# Task description:
Go through the entries and copy every line that has the string "title" in it.

# Input data:
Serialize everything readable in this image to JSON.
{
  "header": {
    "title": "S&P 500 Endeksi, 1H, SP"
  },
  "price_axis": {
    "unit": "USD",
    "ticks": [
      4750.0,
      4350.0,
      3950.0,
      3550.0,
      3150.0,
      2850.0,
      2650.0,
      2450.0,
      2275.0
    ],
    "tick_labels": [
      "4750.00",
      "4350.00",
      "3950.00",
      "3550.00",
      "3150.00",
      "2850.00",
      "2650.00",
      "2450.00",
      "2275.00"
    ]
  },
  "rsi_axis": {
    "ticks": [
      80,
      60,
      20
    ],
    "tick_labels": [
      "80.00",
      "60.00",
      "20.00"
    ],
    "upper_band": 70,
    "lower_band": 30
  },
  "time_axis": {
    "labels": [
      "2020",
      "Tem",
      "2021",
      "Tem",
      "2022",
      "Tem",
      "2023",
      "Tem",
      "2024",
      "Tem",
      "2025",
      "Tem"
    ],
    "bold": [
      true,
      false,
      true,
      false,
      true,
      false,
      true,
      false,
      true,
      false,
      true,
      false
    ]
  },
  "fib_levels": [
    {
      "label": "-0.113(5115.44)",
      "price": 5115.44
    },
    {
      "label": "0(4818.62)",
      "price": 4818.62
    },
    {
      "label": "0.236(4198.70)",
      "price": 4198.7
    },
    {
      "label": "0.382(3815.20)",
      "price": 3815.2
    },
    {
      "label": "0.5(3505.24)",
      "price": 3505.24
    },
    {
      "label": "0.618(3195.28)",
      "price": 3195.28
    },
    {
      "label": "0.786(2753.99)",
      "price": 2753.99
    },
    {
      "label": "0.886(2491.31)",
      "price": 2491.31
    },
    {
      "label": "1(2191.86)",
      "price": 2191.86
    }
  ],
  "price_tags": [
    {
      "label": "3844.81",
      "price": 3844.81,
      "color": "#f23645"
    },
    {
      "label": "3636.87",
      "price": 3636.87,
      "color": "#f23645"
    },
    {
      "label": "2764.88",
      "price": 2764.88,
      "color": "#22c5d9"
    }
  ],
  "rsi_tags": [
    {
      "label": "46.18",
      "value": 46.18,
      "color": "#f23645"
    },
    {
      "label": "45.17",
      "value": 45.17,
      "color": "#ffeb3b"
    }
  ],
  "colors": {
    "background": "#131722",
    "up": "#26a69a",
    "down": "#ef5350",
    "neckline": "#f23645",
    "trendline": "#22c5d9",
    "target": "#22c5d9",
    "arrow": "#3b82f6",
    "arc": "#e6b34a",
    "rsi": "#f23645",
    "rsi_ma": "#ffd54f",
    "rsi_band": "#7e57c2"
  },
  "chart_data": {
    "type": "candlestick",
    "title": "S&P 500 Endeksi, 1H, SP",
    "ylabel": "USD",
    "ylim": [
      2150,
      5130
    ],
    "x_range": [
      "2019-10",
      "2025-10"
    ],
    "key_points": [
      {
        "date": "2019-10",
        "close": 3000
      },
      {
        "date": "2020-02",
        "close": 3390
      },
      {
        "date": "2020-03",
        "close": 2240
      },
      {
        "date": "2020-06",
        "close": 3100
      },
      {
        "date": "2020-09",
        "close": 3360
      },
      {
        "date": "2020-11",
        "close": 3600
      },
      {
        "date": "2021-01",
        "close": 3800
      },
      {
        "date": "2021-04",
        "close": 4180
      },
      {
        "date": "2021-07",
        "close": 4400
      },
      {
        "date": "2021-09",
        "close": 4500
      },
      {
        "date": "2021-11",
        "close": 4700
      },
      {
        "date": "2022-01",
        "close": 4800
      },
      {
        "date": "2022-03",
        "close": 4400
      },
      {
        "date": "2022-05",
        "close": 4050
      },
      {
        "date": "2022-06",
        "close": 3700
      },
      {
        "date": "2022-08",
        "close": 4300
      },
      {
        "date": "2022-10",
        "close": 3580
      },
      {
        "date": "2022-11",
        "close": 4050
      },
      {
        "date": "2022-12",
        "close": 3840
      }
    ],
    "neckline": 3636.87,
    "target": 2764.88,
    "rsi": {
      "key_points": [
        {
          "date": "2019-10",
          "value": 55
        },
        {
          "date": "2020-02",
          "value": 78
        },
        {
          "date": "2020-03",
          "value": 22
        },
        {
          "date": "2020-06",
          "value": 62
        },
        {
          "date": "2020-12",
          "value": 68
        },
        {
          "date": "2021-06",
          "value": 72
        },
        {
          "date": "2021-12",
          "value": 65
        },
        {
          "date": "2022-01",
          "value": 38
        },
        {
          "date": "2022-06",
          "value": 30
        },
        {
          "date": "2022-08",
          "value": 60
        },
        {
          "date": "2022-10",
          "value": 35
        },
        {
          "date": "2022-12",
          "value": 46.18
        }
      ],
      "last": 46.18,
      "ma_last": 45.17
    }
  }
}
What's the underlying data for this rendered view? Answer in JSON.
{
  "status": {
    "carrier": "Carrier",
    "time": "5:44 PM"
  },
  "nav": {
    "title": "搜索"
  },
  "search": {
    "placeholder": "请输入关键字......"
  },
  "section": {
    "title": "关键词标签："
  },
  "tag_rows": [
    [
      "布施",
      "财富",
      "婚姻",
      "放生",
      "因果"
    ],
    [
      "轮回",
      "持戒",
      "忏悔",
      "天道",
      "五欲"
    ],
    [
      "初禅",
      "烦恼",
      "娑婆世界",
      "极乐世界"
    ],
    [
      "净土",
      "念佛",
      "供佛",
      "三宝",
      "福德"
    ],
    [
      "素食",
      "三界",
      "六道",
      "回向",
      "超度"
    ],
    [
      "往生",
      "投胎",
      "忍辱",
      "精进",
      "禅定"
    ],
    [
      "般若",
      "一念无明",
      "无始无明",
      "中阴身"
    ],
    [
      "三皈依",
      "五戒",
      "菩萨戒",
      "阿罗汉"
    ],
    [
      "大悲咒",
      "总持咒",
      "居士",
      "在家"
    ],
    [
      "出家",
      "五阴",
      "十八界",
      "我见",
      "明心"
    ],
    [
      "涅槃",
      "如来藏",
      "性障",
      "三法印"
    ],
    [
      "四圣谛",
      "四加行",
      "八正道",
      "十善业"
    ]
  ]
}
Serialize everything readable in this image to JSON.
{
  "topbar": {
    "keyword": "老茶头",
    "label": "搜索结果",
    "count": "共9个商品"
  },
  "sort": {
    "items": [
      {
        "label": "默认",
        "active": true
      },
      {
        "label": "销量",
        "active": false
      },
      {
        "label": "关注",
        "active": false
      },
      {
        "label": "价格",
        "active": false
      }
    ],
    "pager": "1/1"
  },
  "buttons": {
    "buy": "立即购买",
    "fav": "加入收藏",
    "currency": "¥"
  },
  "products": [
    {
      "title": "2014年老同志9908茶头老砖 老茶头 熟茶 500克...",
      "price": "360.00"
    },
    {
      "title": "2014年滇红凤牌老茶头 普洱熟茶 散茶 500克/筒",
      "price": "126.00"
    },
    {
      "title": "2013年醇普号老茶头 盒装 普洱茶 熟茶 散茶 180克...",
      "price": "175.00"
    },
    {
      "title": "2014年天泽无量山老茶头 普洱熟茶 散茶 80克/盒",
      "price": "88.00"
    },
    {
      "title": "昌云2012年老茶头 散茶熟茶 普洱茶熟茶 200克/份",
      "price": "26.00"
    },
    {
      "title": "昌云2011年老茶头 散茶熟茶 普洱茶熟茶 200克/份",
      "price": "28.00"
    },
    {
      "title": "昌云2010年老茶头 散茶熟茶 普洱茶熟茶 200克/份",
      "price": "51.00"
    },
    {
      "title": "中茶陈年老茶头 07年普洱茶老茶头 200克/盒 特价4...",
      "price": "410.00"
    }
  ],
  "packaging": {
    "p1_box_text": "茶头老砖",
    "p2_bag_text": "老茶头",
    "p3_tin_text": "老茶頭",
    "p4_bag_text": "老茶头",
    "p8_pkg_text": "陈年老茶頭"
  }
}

# Answer space:
    "title": "S&P 500 Endeksi, 1H, SP"
    "title": "S&P 500 Endeksi, 1H, SP",
    "title": "搜索"
    "title": "关键词标签："
      "title": "2014年老同志9908茶头老砖 老茶头 熟茶 500克...",
      "title": "2014年滇红凤牌老茶头 普洱熟茶 散茶 500克/筒",
      "title": "2013年醇普号老茶头 盒装 普洱茶 熟茶 散茶 180克...",
      "title": "2014年天泽无量山老茶头 普洱熟茶 散茶 80克/盒",
      "title": "昌云2012年老茶头 散茶熟茶 普洱茶熟茶 200克/份",
      "title": "昌云2011年老茶头 散茶熟茶 普洱茶熟茶 200克/份",
      "title": "昌云2010年老茶头 散茶熟茶 普洱茶熟茶 200克/份",
      "title": "中茶陈年老茶头 07年普洱茶老茶头 200克/盒 特价4...",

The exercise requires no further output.